*** Opening Dataset records ***

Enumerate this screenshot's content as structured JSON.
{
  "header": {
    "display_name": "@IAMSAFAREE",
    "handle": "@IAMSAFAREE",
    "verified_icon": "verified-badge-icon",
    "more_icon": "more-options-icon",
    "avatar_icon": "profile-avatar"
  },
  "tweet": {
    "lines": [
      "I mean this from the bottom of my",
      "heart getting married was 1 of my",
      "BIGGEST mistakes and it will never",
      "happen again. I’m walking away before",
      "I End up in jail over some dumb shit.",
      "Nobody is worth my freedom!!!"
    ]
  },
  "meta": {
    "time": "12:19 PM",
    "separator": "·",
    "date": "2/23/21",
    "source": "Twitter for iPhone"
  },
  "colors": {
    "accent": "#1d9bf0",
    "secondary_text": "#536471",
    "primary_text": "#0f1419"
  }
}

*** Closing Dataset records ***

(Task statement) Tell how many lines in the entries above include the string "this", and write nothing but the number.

(Answer section) 2